**Requirement**
Please copy out every line in the records below that includes the word "ffffff".

**Given records**
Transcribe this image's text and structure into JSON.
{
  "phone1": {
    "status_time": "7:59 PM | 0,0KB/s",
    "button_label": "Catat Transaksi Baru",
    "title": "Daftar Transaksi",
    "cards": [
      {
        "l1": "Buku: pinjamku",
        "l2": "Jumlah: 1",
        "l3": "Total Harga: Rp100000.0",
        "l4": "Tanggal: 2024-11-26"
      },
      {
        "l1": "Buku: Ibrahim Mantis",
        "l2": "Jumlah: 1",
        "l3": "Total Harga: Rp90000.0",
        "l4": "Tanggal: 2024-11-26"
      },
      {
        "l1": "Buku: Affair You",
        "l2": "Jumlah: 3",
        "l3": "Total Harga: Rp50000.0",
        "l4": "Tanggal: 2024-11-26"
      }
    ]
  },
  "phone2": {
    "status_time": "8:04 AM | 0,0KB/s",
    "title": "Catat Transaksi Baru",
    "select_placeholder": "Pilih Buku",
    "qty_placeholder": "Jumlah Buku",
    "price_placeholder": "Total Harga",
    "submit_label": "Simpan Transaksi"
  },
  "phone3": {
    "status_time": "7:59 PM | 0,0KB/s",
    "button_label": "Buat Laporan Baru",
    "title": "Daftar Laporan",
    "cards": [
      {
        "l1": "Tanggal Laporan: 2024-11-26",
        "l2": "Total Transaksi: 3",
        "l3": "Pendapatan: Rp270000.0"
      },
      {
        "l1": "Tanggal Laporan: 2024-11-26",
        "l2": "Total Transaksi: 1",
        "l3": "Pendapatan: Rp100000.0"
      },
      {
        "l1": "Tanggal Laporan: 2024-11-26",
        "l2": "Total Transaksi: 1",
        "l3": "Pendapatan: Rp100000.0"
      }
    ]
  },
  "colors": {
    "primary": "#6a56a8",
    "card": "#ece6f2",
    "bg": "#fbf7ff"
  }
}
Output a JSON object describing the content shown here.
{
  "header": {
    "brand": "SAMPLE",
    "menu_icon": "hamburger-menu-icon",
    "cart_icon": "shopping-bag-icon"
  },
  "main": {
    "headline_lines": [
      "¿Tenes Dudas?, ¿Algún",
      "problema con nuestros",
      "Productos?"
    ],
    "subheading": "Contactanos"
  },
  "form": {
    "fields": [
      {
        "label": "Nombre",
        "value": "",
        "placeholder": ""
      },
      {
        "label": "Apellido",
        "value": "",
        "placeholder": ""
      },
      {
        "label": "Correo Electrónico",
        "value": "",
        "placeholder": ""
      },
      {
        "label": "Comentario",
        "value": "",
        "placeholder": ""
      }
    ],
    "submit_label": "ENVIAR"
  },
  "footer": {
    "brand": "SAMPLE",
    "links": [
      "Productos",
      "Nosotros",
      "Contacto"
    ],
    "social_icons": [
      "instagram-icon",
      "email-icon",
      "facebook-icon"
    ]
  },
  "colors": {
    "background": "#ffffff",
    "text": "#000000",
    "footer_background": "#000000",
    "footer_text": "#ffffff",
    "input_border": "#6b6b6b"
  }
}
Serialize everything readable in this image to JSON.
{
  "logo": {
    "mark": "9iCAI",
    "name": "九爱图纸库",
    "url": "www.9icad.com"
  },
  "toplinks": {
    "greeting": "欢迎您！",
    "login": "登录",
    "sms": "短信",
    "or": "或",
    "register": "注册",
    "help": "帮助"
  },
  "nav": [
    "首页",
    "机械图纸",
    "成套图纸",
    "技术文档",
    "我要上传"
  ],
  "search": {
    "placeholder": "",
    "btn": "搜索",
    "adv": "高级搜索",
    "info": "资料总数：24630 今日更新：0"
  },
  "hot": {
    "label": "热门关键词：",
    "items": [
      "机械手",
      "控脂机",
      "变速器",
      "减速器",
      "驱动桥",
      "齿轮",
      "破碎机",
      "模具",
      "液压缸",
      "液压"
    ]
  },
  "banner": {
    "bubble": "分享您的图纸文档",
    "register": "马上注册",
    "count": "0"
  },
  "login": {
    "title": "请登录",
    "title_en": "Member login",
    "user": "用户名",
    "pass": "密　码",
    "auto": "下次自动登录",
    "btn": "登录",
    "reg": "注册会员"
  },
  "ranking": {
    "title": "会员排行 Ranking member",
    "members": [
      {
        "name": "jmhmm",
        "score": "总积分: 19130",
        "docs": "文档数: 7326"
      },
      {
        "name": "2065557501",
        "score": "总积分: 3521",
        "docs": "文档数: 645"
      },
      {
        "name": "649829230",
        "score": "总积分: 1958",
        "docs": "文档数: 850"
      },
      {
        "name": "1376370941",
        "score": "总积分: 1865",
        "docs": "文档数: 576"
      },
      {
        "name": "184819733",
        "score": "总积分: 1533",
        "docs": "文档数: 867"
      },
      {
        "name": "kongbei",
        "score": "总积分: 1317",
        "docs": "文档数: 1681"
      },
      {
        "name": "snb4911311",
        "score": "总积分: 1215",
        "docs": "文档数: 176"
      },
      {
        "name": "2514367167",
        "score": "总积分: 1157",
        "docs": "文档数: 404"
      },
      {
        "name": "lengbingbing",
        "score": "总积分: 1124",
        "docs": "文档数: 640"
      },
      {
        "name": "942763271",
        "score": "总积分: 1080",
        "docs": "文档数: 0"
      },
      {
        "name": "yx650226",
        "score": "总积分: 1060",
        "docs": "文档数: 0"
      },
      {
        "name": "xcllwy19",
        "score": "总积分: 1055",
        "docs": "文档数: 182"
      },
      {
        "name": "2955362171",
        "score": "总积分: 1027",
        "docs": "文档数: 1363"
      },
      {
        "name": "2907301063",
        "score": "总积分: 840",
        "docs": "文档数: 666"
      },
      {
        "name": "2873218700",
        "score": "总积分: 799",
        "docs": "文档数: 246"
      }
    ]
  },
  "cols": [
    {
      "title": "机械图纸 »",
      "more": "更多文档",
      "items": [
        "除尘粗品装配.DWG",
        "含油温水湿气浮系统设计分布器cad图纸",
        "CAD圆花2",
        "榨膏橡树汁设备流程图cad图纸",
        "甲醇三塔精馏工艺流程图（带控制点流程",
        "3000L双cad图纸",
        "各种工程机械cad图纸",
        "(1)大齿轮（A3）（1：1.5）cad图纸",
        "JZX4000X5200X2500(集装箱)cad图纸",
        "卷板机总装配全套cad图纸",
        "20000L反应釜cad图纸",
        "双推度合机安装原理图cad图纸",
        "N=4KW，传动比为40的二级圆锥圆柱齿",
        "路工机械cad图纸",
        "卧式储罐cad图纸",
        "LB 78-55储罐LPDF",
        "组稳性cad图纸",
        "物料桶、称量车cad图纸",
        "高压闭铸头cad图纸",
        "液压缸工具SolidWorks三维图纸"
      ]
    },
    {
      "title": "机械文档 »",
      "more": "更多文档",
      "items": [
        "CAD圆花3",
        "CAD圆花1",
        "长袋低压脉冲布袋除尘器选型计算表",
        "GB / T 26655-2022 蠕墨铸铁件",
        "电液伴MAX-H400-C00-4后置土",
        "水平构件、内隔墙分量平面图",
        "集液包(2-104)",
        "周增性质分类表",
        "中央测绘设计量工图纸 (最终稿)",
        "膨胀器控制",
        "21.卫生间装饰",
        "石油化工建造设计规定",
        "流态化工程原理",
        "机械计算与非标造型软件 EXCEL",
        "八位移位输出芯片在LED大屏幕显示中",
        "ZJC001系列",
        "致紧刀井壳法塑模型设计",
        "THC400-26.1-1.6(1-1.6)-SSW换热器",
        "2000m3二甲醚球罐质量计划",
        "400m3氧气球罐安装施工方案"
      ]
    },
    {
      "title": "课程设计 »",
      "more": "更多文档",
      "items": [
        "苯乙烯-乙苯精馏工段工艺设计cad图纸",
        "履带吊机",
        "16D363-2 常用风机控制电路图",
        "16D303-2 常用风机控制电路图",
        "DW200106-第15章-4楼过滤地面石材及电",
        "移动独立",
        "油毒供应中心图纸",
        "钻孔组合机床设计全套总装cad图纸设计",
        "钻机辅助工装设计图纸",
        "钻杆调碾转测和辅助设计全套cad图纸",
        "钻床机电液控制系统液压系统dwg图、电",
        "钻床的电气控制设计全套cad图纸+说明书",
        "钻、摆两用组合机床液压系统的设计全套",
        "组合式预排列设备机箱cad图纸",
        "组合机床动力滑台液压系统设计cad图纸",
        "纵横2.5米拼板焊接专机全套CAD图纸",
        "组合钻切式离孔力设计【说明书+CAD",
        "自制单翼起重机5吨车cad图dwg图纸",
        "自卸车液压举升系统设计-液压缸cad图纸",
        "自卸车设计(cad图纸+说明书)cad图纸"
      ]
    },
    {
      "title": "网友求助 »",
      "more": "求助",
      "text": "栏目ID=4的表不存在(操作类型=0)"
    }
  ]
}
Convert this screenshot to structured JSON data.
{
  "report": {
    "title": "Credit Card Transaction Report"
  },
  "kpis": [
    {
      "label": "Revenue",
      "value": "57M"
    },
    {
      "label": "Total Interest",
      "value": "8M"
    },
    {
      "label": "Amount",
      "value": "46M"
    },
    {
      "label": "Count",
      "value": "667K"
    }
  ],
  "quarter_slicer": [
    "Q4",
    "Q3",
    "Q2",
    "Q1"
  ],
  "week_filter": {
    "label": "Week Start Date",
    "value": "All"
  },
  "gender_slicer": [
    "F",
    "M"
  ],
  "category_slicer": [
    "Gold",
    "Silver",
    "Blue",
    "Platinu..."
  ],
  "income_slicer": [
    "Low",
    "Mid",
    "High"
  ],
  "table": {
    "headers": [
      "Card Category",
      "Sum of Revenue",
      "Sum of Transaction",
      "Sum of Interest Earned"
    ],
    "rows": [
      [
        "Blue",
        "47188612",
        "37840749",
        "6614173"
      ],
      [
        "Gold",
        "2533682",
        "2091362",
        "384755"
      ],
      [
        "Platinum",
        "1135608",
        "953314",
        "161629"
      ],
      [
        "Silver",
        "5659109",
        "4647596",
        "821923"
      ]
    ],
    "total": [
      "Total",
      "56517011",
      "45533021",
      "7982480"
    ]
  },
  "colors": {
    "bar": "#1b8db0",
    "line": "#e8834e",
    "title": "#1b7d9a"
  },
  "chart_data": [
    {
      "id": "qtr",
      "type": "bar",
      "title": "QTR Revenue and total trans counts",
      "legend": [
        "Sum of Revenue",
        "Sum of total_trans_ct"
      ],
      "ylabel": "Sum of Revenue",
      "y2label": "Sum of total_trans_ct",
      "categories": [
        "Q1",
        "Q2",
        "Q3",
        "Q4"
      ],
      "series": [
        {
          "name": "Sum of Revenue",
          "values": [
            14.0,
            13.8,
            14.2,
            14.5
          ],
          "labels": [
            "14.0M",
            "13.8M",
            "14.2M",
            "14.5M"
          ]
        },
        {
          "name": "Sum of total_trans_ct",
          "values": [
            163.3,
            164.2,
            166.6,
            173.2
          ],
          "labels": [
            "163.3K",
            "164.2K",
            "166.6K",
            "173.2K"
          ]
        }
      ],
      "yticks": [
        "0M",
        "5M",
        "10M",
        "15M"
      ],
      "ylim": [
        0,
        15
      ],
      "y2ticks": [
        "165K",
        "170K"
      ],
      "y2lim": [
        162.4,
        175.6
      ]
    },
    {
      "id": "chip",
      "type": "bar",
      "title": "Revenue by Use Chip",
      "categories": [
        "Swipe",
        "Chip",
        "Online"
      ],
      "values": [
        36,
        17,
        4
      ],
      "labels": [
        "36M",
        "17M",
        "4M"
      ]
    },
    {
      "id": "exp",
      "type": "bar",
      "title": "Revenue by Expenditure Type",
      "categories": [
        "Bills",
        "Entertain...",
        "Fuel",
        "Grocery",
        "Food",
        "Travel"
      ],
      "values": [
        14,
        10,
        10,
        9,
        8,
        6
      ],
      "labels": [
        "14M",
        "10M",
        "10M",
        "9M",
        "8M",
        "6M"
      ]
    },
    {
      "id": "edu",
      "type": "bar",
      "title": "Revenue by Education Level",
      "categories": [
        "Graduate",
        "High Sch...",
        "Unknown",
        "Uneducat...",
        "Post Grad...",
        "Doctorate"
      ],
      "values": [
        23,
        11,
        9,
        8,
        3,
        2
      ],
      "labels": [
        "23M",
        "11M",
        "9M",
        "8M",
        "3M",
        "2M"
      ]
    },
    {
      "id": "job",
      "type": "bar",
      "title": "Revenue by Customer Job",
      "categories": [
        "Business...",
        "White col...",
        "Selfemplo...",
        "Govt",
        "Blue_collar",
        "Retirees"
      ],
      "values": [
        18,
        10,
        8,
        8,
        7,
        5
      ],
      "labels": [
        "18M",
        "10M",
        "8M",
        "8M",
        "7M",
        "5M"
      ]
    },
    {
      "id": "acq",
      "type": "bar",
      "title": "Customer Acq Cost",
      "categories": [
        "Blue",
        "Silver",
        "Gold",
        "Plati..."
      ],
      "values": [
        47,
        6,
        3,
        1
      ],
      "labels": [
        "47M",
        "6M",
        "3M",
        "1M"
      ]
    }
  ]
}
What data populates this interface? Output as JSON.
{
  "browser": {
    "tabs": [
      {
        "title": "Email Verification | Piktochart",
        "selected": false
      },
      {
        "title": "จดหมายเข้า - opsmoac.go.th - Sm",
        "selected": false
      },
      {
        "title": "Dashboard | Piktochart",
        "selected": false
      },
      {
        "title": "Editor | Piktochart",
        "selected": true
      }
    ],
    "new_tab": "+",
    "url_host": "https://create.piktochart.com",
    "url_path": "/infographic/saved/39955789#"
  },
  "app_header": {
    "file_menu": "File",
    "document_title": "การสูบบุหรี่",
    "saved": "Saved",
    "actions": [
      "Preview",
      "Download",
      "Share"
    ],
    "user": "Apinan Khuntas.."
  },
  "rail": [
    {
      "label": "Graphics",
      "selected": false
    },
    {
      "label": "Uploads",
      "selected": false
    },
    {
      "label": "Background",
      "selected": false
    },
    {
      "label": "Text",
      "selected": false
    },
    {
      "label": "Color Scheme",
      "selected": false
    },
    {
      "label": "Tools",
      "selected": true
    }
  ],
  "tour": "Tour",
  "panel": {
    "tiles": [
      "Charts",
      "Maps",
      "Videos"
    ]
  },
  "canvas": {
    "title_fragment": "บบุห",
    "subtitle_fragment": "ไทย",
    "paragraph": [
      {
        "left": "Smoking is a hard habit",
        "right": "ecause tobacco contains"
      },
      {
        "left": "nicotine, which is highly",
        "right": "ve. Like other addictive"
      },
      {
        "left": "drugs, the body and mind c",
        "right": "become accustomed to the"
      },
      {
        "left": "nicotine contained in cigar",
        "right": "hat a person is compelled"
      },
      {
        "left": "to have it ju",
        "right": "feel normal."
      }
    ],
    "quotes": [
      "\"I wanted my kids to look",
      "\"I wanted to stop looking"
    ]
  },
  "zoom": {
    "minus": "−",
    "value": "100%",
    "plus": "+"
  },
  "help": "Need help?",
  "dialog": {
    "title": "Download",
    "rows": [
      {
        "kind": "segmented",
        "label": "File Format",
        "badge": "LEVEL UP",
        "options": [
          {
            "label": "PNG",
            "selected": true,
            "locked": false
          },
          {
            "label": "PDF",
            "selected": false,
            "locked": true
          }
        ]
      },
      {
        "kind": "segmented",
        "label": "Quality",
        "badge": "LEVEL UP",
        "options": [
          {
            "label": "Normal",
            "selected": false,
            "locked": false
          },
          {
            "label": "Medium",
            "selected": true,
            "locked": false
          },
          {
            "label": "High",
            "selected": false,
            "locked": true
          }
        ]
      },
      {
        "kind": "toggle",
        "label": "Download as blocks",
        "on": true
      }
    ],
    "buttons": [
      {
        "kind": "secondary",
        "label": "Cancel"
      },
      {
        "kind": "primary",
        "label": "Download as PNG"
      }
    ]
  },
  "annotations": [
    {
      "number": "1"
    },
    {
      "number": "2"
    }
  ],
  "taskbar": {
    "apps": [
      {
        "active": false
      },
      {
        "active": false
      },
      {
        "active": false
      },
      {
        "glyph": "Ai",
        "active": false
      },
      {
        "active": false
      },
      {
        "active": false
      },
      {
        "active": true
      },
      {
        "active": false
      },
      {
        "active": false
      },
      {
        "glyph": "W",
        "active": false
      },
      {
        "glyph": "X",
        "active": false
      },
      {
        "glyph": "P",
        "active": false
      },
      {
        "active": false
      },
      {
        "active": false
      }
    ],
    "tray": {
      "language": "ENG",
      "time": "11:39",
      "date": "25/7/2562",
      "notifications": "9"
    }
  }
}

**Solved problem**
    "background": "#ffffff",
    "footer_text": "#ffffff",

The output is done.